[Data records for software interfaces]
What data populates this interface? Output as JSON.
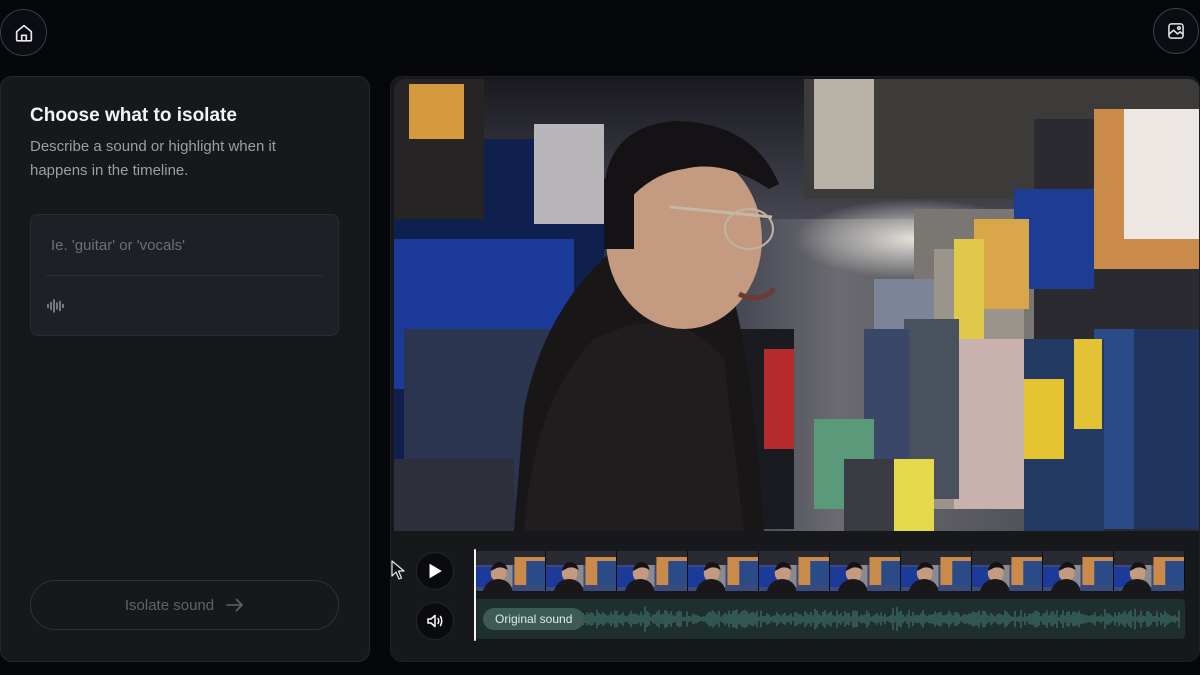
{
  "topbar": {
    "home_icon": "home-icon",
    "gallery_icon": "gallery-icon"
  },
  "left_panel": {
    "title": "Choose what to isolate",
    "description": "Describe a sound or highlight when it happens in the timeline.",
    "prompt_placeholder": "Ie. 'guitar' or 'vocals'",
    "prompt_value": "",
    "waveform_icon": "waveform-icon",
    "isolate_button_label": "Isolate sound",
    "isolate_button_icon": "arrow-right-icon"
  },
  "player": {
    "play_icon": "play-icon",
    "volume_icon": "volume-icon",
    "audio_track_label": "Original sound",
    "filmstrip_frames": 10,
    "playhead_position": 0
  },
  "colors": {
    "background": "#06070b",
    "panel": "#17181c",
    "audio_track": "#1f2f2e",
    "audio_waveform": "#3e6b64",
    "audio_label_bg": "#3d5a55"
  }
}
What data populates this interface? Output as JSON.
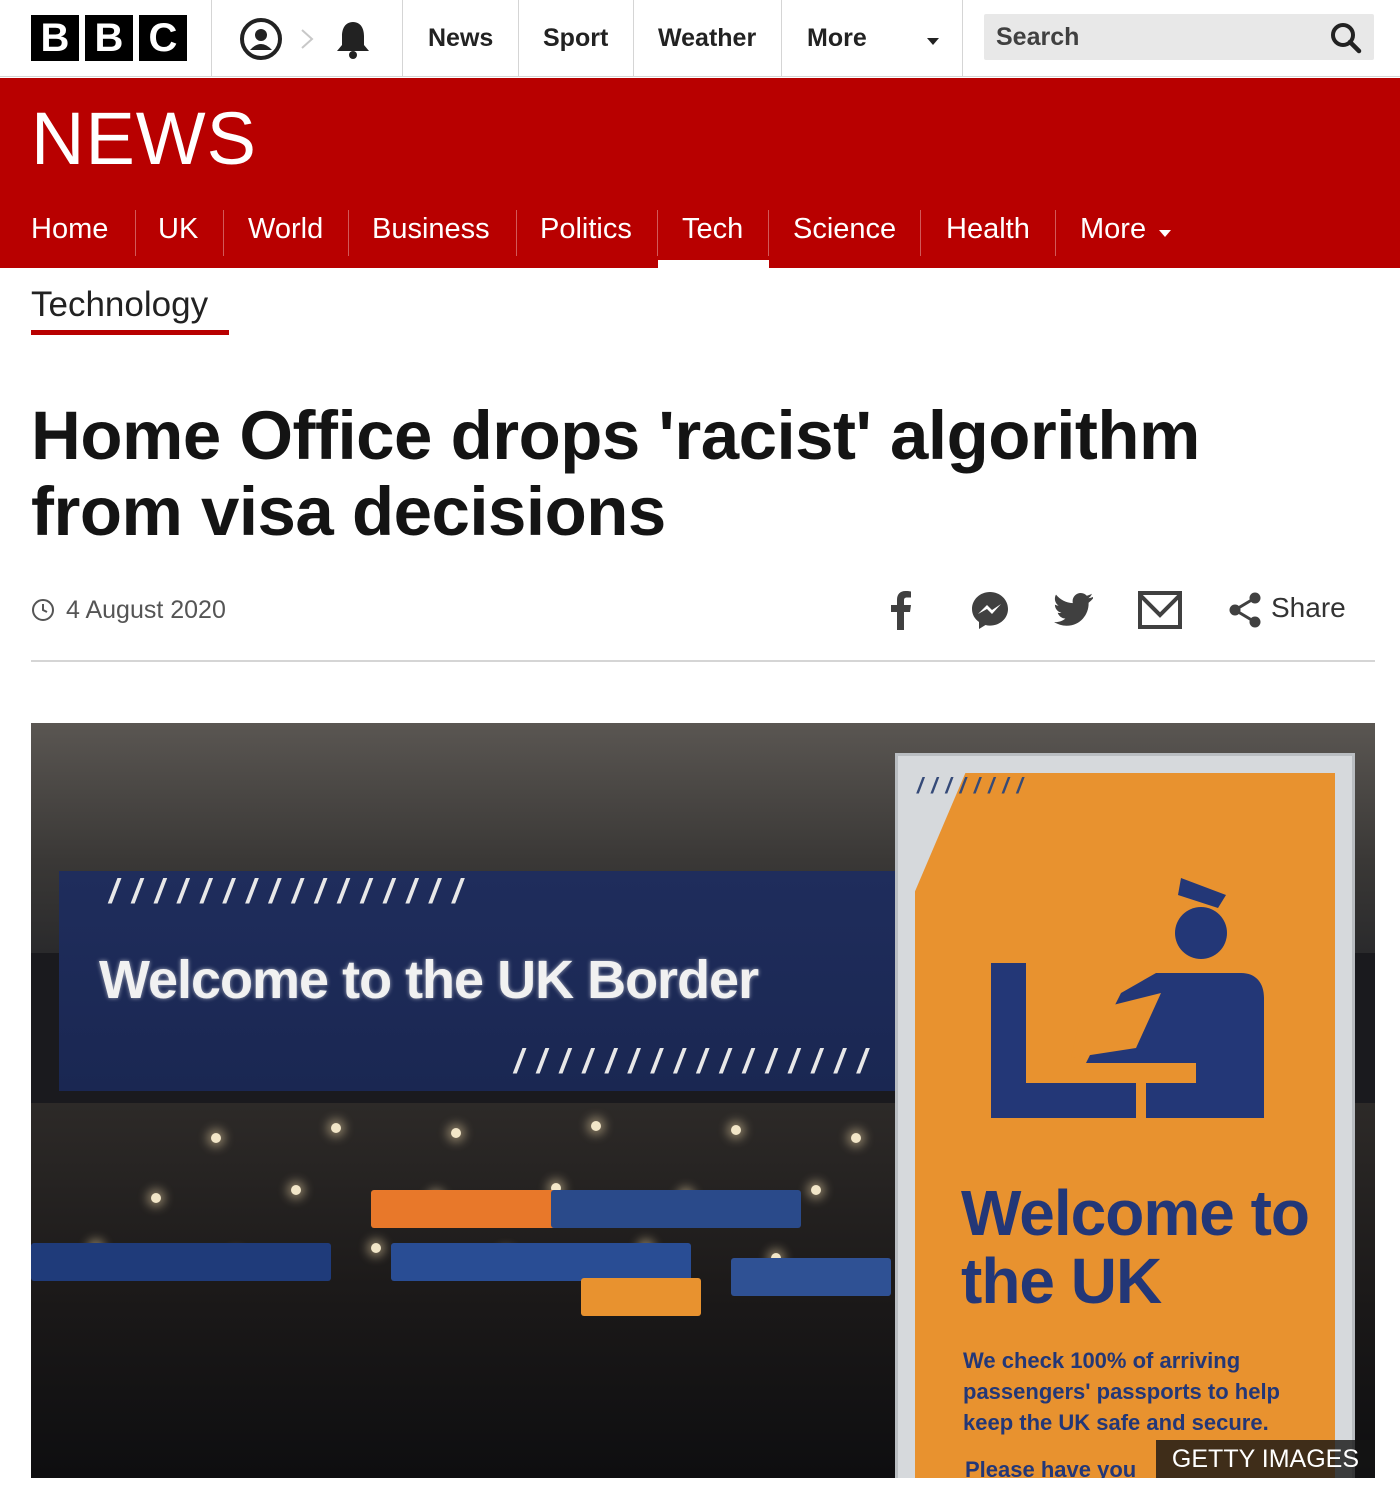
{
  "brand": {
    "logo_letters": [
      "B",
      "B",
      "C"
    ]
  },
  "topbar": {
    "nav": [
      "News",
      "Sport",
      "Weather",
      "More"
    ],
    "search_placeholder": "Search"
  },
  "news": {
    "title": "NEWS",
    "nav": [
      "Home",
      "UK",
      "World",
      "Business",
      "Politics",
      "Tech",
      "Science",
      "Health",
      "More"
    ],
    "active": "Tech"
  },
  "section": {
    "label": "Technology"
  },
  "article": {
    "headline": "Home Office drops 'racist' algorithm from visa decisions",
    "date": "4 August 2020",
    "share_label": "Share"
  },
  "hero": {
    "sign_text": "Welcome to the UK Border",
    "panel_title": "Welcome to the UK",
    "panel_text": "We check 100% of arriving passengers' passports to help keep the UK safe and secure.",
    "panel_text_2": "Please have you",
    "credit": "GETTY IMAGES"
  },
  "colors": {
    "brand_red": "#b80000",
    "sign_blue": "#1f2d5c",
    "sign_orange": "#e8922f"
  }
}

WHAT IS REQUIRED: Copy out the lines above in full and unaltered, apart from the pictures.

ANSWER BOX:
What data populates this interface? Output as JSON.
{
  "topbar": {
    "home_icon": "home-icon",
    "gallery_icon": "gallery-icon"
  },
  "left_panel": {
    "title": "Choose what to isolate",
    "description": "Describe a sound or highlight when it happens in the timeline.",
    "prompt_placeholder": "Ie. 'guitar' or 'vocals'",
    "prompt_value": "",
    "waveform_icon": "waveform-icon",
    "isolate_button_label": "Isolate sound",
    "isolate_button_icon": "arrow-right-icon"
  },
  "player": {
    "play_icon": "play-icon",
    "volume_icon": "volume-icon",
    "audio_track_label": "Original sound",
    "filmstrip_frames": 10,
    "playhead_position": 0
  },
  "colors": {
    "background": "#06070b",
    "panel": "#17181c",
    "audio_track": "#1f2f2e",
    "audio_waveform": "#3e6b64",
    "audio_label_bg": "#3d5a55"
  }
}
What data populates this interface? Output as JSON.
{
  "brand": {
    "logo_letters": [
      "B",
      "B",
      "C"
    ]
  },
  "topbar": {
    "nav": [
      "News",
      "Sport",
      "Weather",
      "More"
    ],
    "search_placeholder": "Search"
  },
  "news": {
    "title": "NEWS",
    "nav": [
      "Home",
      "UK",
      "World",
      "Business",
      "Politics",
      "Tech",
      "Science",
      "Health",
      "More"
    ],
    "active": "Tech"
  },
  "section": {
    "label": "Technology"
  },
  "article": {
    "headline": "Home Office drops 'racist' algorithm from visa decisions",
    "date": "4 August 2020",
    "share_label": "Share"
  },
  "hero": {
    "sign_text": "Welcome to the UK Border",
    "panel_title": "Welcome to the UK",
    "panel_text": "We check 100% of arriving passengers' passports to help keep the UK safe and secure.",
    "panel_text_2": "Please have you",
    "credit": "GETTY IMAGES"
  },
  "colors": {
    "brand_red": "#b80000",
    "sign_blue": "#1f2d5c",
    "sign_orange": "#e8922f"
  }
}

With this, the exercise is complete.